The Hernando School Board majority is treating lower wage, nonunionized employees unfairly. This week, the board voted 3-2 denying raises to 67 workers not affiliated with a bargaining unit, even though the school board approved negotiated raises for the unionized faculty.
The 67 workers, known as confidential employees because of their access to student and employee records, were one of three employee groups denied raises. Withholding salary bumps from highly compensated district-level employees earning up to $97,000 is understandable in light of the district's tough budget year. But, doing likewise for 67 office workers like bookkeepers and secretaries who earn as little as $19,000 is absurd.
School board tightwads Matt Foreman, James Yant, and John Sweeney saved all of $93,000 by treating the office staffers differently than the unionized teachers.

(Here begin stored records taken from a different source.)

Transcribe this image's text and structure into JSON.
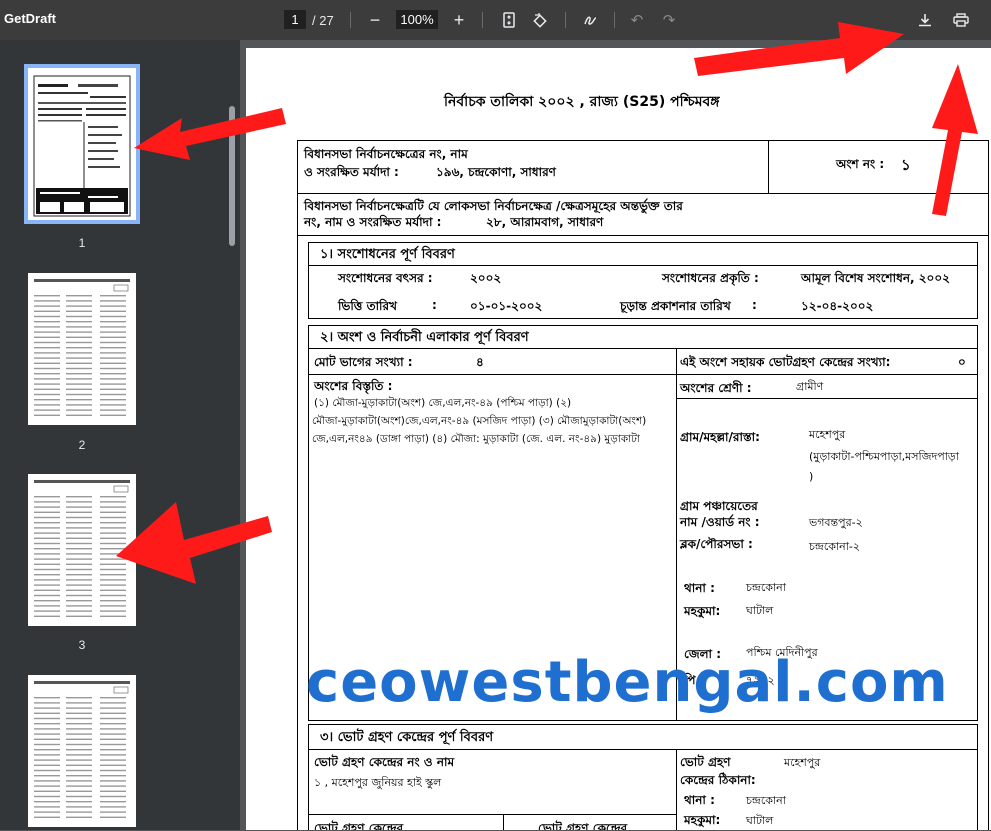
{
  "toolbar": {
    "title": "GetDraft",
    "page_current": "1",
    "page_total": "/ 27",
    "zoom": "100%",
    "zoom_out": "−",
    "zoom_in": "+"
  },
  "sidebar": {
    "thumbnails": [
      {
        "label": "1",
        "selected": true
      },
      {
        "label": "2",
        "selected": false
      },
      {
        "label": "3",
        "selected": false
      },
      {
        "label": "4",
        "selected": false
      }
    ]
  },
  "document": {
    "heading": "নির্বাচক তালিকা   ২০০২ , রাজ্য (S25) পশ্চিমবঙ্গ",
    "ac_label": "বিধানসভা নির্বাচনক্ষেত্রের নং, নাম",
    "ac_label2": "ও সংরক্ষিত মর্যাদা :",
    "ac_value": "১৯৬, চন্দ্রকোণা,  সাধারণ",
    "part_label": "অংশ নং :",
    "part_value": "১",
    "pc_label": "বিধানসভা নির্বাচনক্ষেত্রটি যে লোকসভা নির্বাচনক্ষেত্র /ক্ষেত্রসমূহের অন্তর্ভুক্ত তার",
    "pc_label2": "নং, নাম  ও সংরক্ষিত মর্যাদা :",
    "pc_value": "২৮,  আরামবাগ,  সাধারণ",
    "s1": {
      "title": "১। সংশোধনের পূর্ণ বিবরণ",
      "year_label": "সংশোধনের বৎসর :",
      "year_value": "২০০২",
      "type_label": "সংশোধনের প্রকৃতি :",
      "type_value": "আমূল বিশেষ সংশোধন, ২০০২",
      "base_label": "ভিত্তি তারিখ",
      "base_colon": ":",
      "base_value": "০১-০১-২০০২",
      "pub_label": "চূড়ান্ত প্রকাশনার তারিখ",
      "pub_colon": ":",
      "pub_value": "১২-০৪-২০০২"
    },
    "s2": {
      "title": "২। অংশ ও নির্বাচনী এলাকার পূর্ণ বিবরণ",
      "sections_label": "মোট ভাগের সংখ্যা :",
      "sections_value": "৪",
      "aux_label": "এই অংশে সহায়ক ভোটগ্রহণ কেন্দ্রের সংখ্যা:",
      "aux_value": "০",
      "extent_label": "অংশের বিস্তৃতি  :",
      "extent_lines": [
        "(১) মৌজা-মুড়াকাটা(অংশ) জে,এল,নং-৪৯ (পশ্চিম পাড়া)  (২)",
        "মৌজা-মুড়াকাটা(অংশ)জে,এল,নং-৪৯ (মসজিদ পাড়া)  (৩) মৌজামুড়াকাটা(অংশ)",
        "জে,এল,নং৪৯ (ডাঙ্গা পাড়া)  (৪) মৌজা: মুড়াকাটা (জে. এল. নং-৪৯) মুড়াকাটা"
      ],
      "category_label": "অংশের শ্রেণী :",
      "category_value": "গ্রামীণ",
      "village_label": "গ্রাম/মহল্লা/রাস্তা:",
      "village_value": "মহেশপুর",
      "village_value2": "(মুড়াকাটা-পশ্চিমপাড়া,মসজিদপাড়া",
      "village_value3": ")",
      "gp_label": "গ্রাম পঞ্চায়েতের",
      "gp_label2": "নাম /ওয়ার্ড নং :",
      "gp_value": "ভগবন্তপুর-২",
      "block_label": "ব্লক/পৌরসভা :",
      "block_value": "চন্দ্রকোনা-২",
      "ps_label": "থানা :",
      "ps_value": "চন্দ্রকোনা",
      "sub_label": "মহকুমা:",
      "sub_value": "ঘাটাল",
      "dist_label": "জেলা :",
      "dist_value": "পশ্চিম মেদিনীপুর",
      "pin_label": "পি",
      "pin_value": "৭২১২"
    },
    "s3": {
      "title": "৩। ভোট গ্রহণ কেন্দ্রের পূর্ণ বিবরণ",
      "ps_label": "ভোট গ্রহণ কেন্দ্রের নং ও নাম",
      "ps_value": "১ , মহেশপুর জুনিয়র হাই স্কুল",
      "addr_label": "ভোট গ্রহণ",
      "addr_label2": "কেন্দ্রের ঠিকানা:",
      "addr_value": "মহেশপুর",
      "thana_label": "থানা :",
      "thana_value": "চন্দ্রকোনা",
      "sub_label": "মহকুমা:",
      "sub_value": "ঘাটাল",
      "bottom_left": "ভোট গ্রহণ কেন্দ্রের",
      "bottom_mid": "ভোট গ্রহণ কেন্দ্রের"
    }
  },
  "watermark": "ceowestbengal.com",
  "colors": {
    "arrow": "#ff1a1a",
    "watermark": "#1f6fd1",
    "toolbar": "#3c3c3c",
    "sidebar": "#323639",
    "viewer": "#525659"
  }
}
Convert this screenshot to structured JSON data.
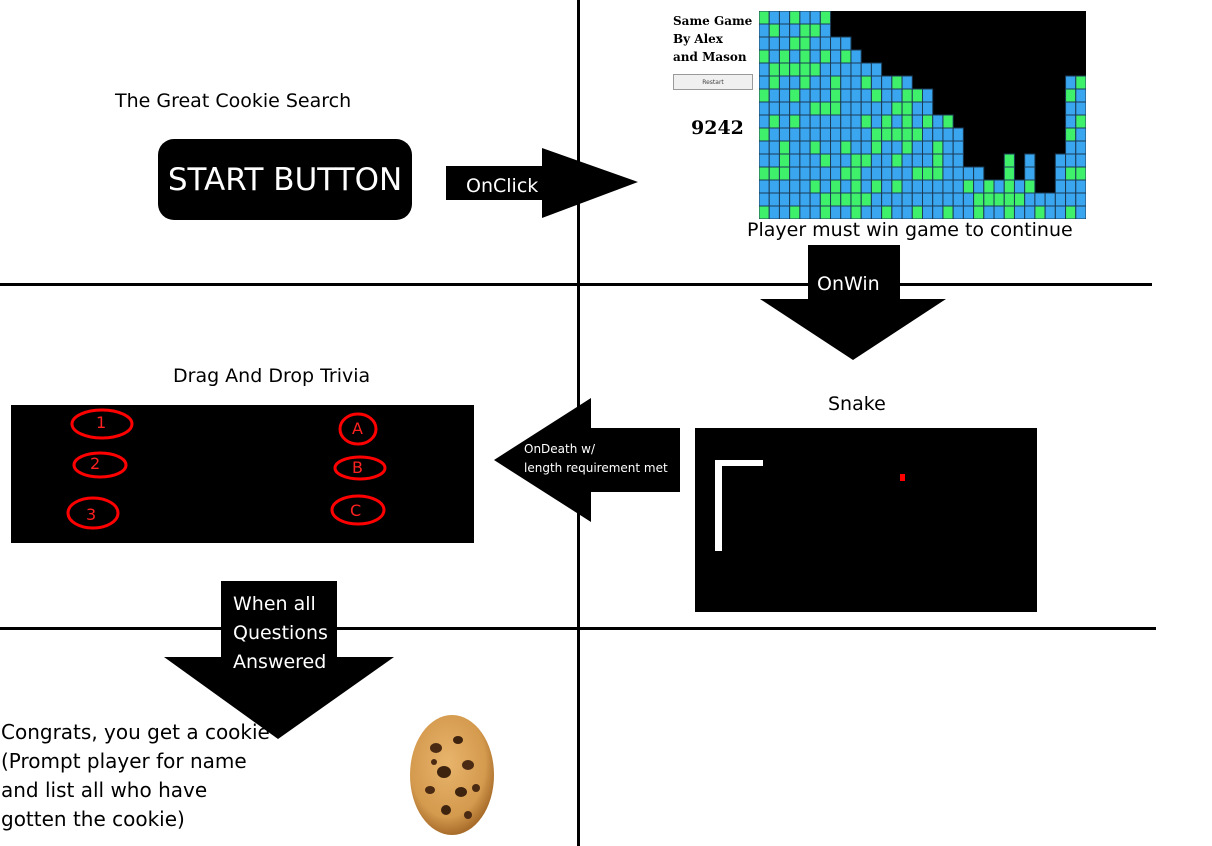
{
  "start": {
    "title": "The Great Cookie Search",
    "button_label": "START BUTTON",
    "arrow_label": "OnClick"
  },
  "same_game": {
    "title_lines": [
      "Same Game",
      "By Alex",
      "and Mason"
    ],
    "restart_label": "Restart",
    "score": "9242",
    "caption": "Player must win game to continue",
    "arrow_label": "OnWin",
    "colors": {
      "green": "#3ef06a",
      "blue": "#3aa6f0",
      "empty": "#000000"
    },
    "column_heights": [
      16,
      16,
      16,
      16,
      16,
      16,
      16,
      14,
      14,
      13,
      12,
      12,
      11,
      11,
      11,
      10,
      10,
      8,
      8,
      7,
      4,
      4,
      3,
      3,
      5,
      3,
      5,
      2,
      2,
      5,
      11,
      11
    ]
  },
  "snake": {
    "title": "Snake",
    "arrow_label_lines": [
      "OnDeath w/",
      "length requirement met"
    ],
    "food_color": "#ff0000",
    "snake_color": "#ffffff"
  },
  "trivia": {
    "title": "Drag And Drop Trivia",
    "questions": [
      "1",
      "2",
      "3"
    ],
    "answers": [
      "A",
      "B",
      "C"
    ],
    "accent": "#ff0000",
    "arrow_label_lines": [
      "When all",
      "Questions",
      "Answered"
    ]
  },
  "final": {
    "lines": [
      "Congrats, you get a cookie",
      "(Prompt player for name",
      "and list all who have",
      "gotten the cookie)"
    ]
  }
}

The proposed salary adjustments came in January because the nearly 1,700-member Hernando Classroom Teachers Association agreed over the summer to forgo half of their previously negotiated raises in order to stave off job cuts. The so-called step increases, based on teacher longevity, will now cost the district close to $900,000 for the rest of the budget year.
But a pitch to offer the same raise to nonunion employees died amid rationalization that $93,000 for the lower-paid office staffers was not included in the budget. That fault lies with the school board. While budgeting for a half year's worth of raises for union members, the board was remiss for not doing likewise for its other employees.
The faulty budgeting is particularly egregious because school board members' salaries will increase automatically to $33,180. The size of the raise, less than 1 percent or $263 annually, is tiny, but the symbolism is large.
Some board members like Foreman and Yant return a portion of their wages to the general fund or donate to the nonprofit education foundation. However, board member Dianne Bonfield does not, telling staff writer Tony Marrero that giving money to the general fund would be hypocritical since she disagrees with how some of that money is spent.
What nonsense. Following her logic, property owners who object to school district spending would be hypocrites for paying their tax bills.
Bonfield, one of five people with elected authority to oversee the school district general fund, was wise to support the nonunion raises. But, she can help eliminate future salary debates if she and the rest of the board prepare a budget that provides for equal treatment of all district employees.